Paul Freund has lived on the same patch of land all his life and has spent nearly 50-years working the fields. It's rarely an easy experience, with all kinds of challenges. He says the current season is one of the tough ones.

With 1,000 acres under seed, growing corn, sorghum, and cotton this season has an ever-growing list of challenges. 

Farmers call them 'input charges:' the money they spend to grow the crops, and those expenses are growing. Diesel fuel is through the roof and fertilizer costs twice what it did a year ago. It all eats up the higher price that's being offered for their crops. 

"Paying the bills is going to be the issue, because of the high input costs, and the drought, so we're going to have way lower yields than normal," says Freund.


Jeff Nunley from the South Texas Cotton & Grain Association, represents farmers from Houston to down in the Rio Grande Valley. He says all of them are trying hard to weather a growing-season that is among the most difficult, with crops that aren't as healthy as they could be.

"This is going to be one of the most challenging."

The hard work is part of the deal on America's farms. But the high prices they face will ultimately be felt all the way to the dinner table. 

"Farmers are excited about the really high commodity prices right now, but the flip-side of that is that the expense side has gone up dramatically," says Nunley.


It's the kind of thing that Paul Freund thinks about all the time.

"Pretty well every day, 24/7."

Harvest begins in July, and depending on the crops, will last into August. 
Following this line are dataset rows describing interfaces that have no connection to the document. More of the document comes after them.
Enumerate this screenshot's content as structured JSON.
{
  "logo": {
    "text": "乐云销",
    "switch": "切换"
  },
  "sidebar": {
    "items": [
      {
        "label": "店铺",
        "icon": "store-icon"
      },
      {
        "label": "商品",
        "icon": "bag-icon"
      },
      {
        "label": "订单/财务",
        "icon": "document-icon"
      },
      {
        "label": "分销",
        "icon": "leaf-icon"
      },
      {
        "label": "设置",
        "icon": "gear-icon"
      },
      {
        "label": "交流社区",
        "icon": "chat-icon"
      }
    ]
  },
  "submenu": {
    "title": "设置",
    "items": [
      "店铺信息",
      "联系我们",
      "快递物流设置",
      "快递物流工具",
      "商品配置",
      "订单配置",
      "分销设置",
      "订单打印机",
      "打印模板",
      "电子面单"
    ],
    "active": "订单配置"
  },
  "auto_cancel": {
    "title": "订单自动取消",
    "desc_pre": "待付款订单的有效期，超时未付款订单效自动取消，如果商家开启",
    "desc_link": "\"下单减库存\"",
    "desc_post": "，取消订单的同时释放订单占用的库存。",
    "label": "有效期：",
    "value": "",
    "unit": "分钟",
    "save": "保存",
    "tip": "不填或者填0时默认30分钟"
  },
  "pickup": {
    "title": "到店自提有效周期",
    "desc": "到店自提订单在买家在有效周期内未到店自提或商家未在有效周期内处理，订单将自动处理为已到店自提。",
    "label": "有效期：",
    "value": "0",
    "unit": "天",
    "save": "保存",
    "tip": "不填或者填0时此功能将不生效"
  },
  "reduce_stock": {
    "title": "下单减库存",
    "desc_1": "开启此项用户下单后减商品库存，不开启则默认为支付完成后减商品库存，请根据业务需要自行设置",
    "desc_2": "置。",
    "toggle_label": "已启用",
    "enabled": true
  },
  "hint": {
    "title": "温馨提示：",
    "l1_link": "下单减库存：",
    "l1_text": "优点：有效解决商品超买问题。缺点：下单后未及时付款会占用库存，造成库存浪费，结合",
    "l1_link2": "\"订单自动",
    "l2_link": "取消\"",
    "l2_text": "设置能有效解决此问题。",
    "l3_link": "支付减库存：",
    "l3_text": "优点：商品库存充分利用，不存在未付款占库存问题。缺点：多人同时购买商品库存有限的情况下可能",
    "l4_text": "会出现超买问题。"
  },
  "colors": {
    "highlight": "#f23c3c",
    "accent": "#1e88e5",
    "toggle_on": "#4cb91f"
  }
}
Farmers expect the difficult season will leave them with about half-yield that a healthy season would have provided.